Count all lines holding "Game" in the data below and say the number, nothing more.

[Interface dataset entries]
--- --- ---
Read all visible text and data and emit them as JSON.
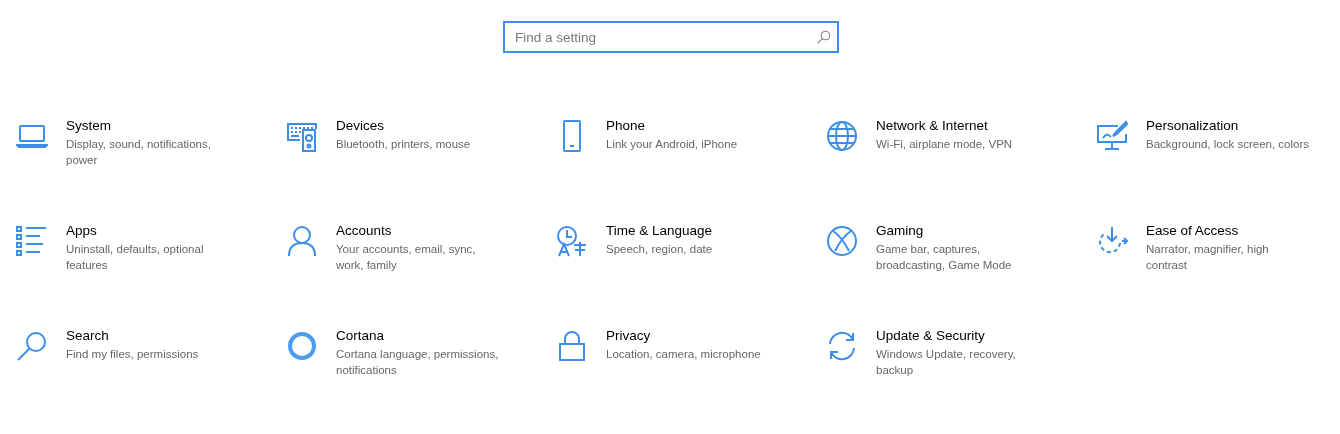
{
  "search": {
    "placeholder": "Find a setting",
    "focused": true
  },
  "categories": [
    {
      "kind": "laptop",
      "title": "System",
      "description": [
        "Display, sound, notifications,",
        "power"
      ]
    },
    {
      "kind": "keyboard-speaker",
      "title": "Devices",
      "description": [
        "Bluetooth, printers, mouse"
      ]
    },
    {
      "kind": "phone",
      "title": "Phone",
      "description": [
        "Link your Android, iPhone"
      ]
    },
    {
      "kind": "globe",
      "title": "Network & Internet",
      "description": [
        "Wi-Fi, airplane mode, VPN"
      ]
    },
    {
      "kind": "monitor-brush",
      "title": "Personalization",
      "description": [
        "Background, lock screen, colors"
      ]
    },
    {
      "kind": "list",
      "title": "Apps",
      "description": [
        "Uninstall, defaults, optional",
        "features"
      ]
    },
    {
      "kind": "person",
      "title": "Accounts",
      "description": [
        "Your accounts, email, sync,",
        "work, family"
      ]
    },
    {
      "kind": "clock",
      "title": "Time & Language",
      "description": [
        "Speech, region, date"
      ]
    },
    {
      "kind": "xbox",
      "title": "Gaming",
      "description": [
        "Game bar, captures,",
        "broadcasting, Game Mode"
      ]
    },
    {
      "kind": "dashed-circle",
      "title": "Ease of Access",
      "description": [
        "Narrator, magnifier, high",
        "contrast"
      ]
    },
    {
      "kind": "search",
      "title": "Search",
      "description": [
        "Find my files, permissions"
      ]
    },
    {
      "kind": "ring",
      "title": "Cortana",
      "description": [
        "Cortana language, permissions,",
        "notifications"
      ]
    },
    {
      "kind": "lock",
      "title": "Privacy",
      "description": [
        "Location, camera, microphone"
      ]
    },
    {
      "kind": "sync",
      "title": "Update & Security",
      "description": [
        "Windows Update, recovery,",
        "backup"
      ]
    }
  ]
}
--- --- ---
Solution: 2